Just because you want a job around people (vs. accounting, computers, graphics, which involve computers or numbers) doesn't mean you are cut out to diagnose, remediate, motivate, teach, inspire, etc.

You don't have to have gone to Camp Simcha, been a Bnos Leader, camp head counselor, etc., to be good at this. But you have to have shown some aptitude somewhere to someone.

Perhaps an aptitude test which indicates strengths and weaknesses.

I'd love to be proven wrong, in years to come.

Am I on target, or do ya'll think I'm a whining teaching has-been who feels threatens by youngsters??


David Herman said...

Excellent post! Your point isn't only for therapy job applicants. The qualifications you mentioned are needed for ANY job. What ever happened to basic communication and interpersonal skills?

Sadly, it is even worse with yeshiva boys.

FBB said...

The girls are under so much pressure to have their whole lives planned (yes I used a baaad word!)by the time they are done their seminary year, many just go for the most common thing, assuming it will work out.

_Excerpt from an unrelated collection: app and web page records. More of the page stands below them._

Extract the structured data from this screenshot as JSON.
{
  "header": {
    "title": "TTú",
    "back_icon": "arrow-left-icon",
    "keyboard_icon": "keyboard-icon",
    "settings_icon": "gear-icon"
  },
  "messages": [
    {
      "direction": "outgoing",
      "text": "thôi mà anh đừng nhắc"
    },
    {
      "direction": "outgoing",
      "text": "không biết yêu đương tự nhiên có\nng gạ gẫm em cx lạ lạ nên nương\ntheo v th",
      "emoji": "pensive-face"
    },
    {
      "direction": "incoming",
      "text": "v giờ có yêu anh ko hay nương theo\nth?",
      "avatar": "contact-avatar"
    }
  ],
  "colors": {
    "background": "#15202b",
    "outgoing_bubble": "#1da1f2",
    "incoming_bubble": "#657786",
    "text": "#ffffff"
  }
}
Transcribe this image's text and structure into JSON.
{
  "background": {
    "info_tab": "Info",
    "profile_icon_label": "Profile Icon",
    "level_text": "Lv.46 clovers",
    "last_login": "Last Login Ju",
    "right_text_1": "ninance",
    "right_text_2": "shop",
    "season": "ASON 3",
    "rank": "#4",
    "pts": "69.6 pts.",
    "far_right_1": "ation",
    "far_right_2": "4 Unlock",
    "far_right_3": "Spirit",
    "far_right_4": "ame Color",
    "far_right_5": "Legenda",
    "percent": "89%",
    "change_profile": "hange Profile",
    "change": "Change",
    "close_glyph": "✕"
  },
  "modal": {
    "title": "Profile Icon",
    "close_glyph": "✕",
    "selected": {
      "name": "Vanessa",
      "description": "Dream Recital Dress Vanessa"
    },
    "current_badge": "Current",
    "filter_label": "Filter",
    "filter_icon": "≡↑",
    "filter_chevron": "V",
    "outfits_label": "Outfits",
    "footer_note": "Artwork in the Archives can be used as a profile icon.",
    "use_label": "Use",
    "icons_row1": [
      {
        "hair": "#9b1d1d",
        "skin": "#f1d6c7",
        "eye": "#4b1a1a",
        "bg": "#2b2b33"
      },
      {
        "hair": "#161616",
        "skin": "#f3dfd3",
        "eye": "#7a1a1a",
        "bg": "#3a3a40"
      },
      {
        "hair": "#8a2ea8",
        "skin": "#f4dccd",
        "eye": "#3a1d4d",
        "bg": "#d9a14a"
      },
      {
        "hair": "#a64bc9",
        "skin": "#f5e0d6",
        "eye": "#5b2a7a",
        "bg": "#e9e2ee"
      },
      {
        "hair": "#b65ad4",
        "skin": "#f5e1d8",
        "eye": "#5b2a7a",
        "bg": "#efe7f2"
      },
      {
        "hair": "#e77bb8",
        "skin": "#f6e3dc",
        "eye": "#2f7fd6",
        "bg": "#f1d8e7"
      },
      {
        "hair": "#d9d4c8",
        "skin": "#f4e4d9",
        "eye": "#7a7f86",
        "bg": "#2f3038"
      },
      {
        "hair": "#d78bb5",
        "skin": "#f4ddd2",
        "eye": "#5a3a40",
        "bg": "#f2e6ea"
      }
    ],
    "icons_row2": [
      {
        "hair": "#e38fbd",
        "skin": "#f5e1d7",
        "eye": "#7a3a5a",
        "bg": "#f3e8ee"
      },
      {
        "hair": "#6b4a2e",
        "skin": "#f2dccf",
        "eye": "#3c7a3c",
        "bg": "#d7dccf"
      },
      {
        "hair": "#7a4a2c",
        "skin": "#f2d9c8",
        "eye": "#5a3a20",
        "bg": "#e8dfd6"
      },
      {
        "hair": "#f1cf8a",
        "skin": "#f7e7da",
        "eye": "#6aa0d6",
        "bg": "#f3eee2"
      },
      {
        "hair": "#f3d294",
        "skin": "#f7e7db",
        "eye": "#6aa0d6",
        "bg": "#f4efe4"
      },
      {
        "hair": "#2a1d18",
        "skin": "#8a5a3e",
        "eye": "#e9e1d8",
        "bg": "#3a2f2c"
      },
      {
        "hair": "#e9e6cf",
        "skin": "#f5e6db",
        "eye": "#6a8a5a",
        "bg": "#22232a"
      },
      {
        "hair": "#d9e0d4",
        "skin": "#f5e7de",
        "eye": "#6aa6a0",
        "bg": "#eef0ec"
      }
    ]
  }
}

Add to that the pressure of finishing quickly, and hey really don't give themselves the chance to start school and figure it out.

Lost and Found said...

I think you're dead-on target. Every job has some fundamental skills attached to it. I don't know if I agree with all of the qualities you listed- I don't know if a person needs to have an expansive knowledge of reading genres and materials to be successful in Special Ed- but of course there is a "type" of person who is more suited for the position than others.

Some places of employment require you to take an aptitude test before they'll hire you and I think that should definitely be implemented, specifically, in the Special Education field (perhaps even at the college level, before they reach the employment stage.)